Velvet Was the Night
Published Dec 28 2022
If there is a new book by Silvia Moreno-Garcia, I’ll most definitely read it. The latest being Velvet Was the Night. A noir set in 1970s Mexico City during a turbulent time of government corruption, fears of communism, and students fighting for a freer world, Velvet Was the Night is told through a revolving perspective of two main characters: Maite and Elvis.
Maite is a 30-year-old secretary who lives a solitary life absorbed in romance comics and records. Elvis is a 21-year-old “Hawk,” an underground organization of youth paid by the government to infiltrate student-led groups and disrupt protests. Maite and Elvis are brought together by the disappearance of Maite’s neighbor, Leonora, and the mysterious and dangerous photos she’s carrying that could undermine the Hawks and their leader, El Mago. The reader is taken through a third-eye-view as Maite and Elvis attempt to find Leonora, locate these pictures, and stay alive.
Because of the time and setting, there’s a few key perspectives that intertwine and collide throughout Velvet Was the Night:
- Those who are indifferent to the political climate in some way—as embodied by Maite’s and Elvis’ indifference to the political atmosphere (even though their indifference stems from different sources)
- Those who choose to be politically active for positive change—as embodied by Rubén and the Asterisks
- Those who choose to play politics for self-gain—as embodied by the puppeteers El Mago, Anaya and other briefly-mentioned government officials

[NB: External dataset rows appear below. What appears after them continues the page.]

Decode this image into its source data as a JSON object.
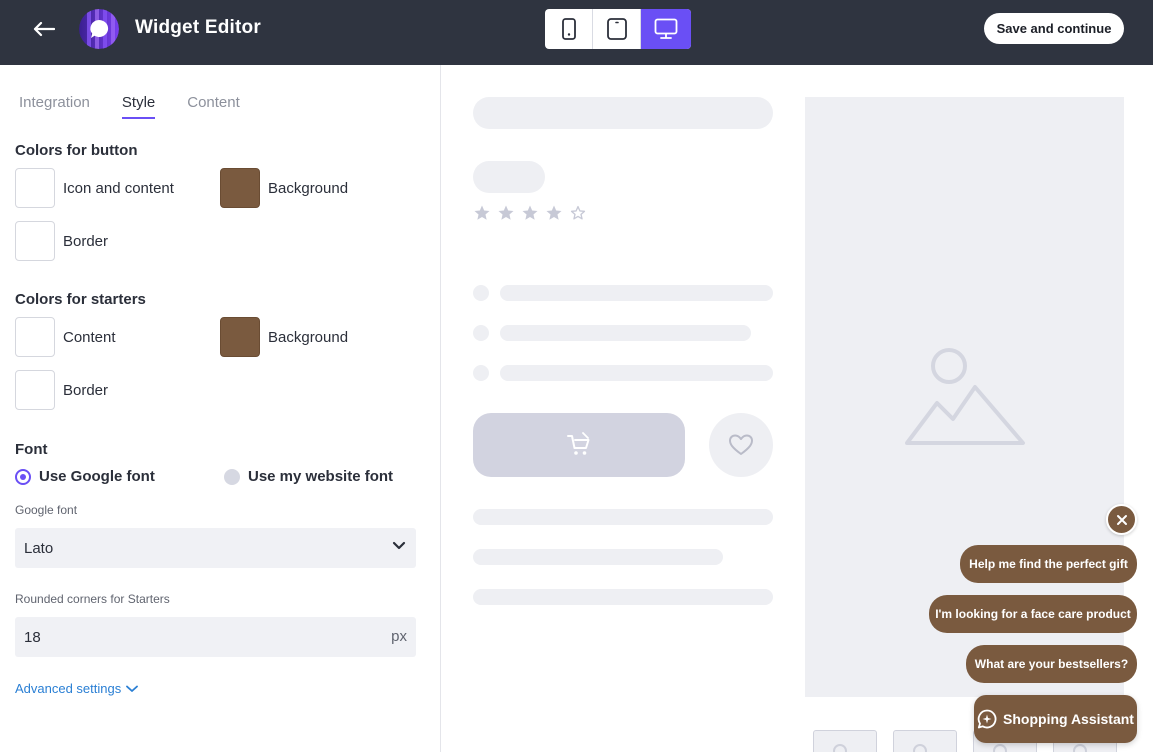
{
  "header": {
    "title": "Widget Editor",
    "save_label": "Save and continue"
  },
  "device_switch": {
    "options": [
      "mobile",
      "tablet",
      "desktop"
    ],
    "selected": "desktop"
  },
  "tabs": [
    {
      "label": "Integration",
      "active": false
    },
    {
      "label": "Style",
      "active": true
    },
    {
      "label": "Content",
      "active": false
    }
  ],
  "button_colors": {
    "title": "Colors for button",
    "icon_content": {
      "label": "Icon and content",
      "color": "#ffffff"
    },
    "background": {
      "label": "Background",
      "color": "#7a5a3f"
    },
    "border": {
      "label": "Border",
      "color": "#ffffff"
    }
  },
  "starter_colors": {
    "title": "Colors for starters",
    "content": {
      "label": "Content",
      "color": "#ffffff"
    },
    "background": {
      "label": "Background",
      "color": "#7a5a3f"
    },
    "border": {
      "label": "Border",
      "color": "#ffffff"
    }
  },
  "font": {
    "title": "Font",
    "google_option": "Use Google font",
    "website_option": "Use my website font",
    "selected": "google",
    "google_font_label": "Google font",
    "google_font_value": "Lato"
  },
  "rounded": {
    "label": "Rounded corners for Starters",
    "value": "18",
    "unit": "px"
  },
  "advanced_label": "Advanced settings",
  "widget": {
    "starters": [
      "Help me find the perfect gift",
      "I'm looking for a face care product",
      "What are your bestsellers?"
    ],
    "assistant_label": "Shopping Assistant",
    "accent_color": "#7a5a3f"
  },
  "preview": {
    "rating_stars_filled": 4,
    "rating_stars_total": 5
  },
  "colors": {
    "header_bg": "#2f3440",
    "primary": "#6a4ff5",
    "link": "#2a7fd4"
  }
}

The underlying tension between these three political perspectives are the driving force for the book. Each of these characters, regardless of how willful they are, are sucked into the political environment, which is a great extended metaphor for politics. Regardless of the level of activity one chooses, a person can never be truly neutral or even apolitical because the larger political landscape seeps into even the every(wo)man’s life like Maite—which recalls the saying, “Being apolitical is political.” This is something that Rubén frequently reminds Maite as they work together, but it is also something that Maite never quite seems to realize, leading to my biggest criticism of the book.
Velvet Was the Night would not pass the Bechdel Test. Maite is so concerned about being attractive, getting old, and being alone. She frequently goes off into reveries of her fantasies fueled by romance comics like Secret Romance. Maite’s insecurities may be the most painful to read over and over throughout the book. The comments on Maite’s beauty (or lack of) both by Maite herself and the men in the book sometimes distract from the actual plot. Even though Maite has done so much for herself, Maite’s self-deprecation is a reoccurring focal point of the book. Maite has a steady job, bought herself a car, and lives on her own. Despite her struggles, Maite never seems able to appreciate all she has attained because her life and her looks don’t mirror the romance novels she obsessively follows. In some ways, the romance novel acts as a distraction for both the political tension and lack of familial support and disappointment Maite faces from her mother and sister. However, until the very end of the book, Maite does not seem able to enjoy the life she has created for herself because of this internal narrative, and most likely larger societal pressures faced by Latinas of the time. Like Maite fails to observe the larger political strife, she also fails to observe the large gender norms. The lack of growth the reader fails to see in Maite’s perspective of the world and, most importantly, of herself is perhaps the true tragedy.
Overall, Velvet Was the Night is entertaining and provides some insight into a turbulent time of Mexico’s history as well as references to great oldies. The characters embody interesting political perspectives that captures attitudes of the time that could easily be applied to individual political attitudes today. However, if you’re like me, it might be difficult and somewhat triggering to sit with a main character like Maite that thinks so little of herself—especially because she experiences very little growth by end.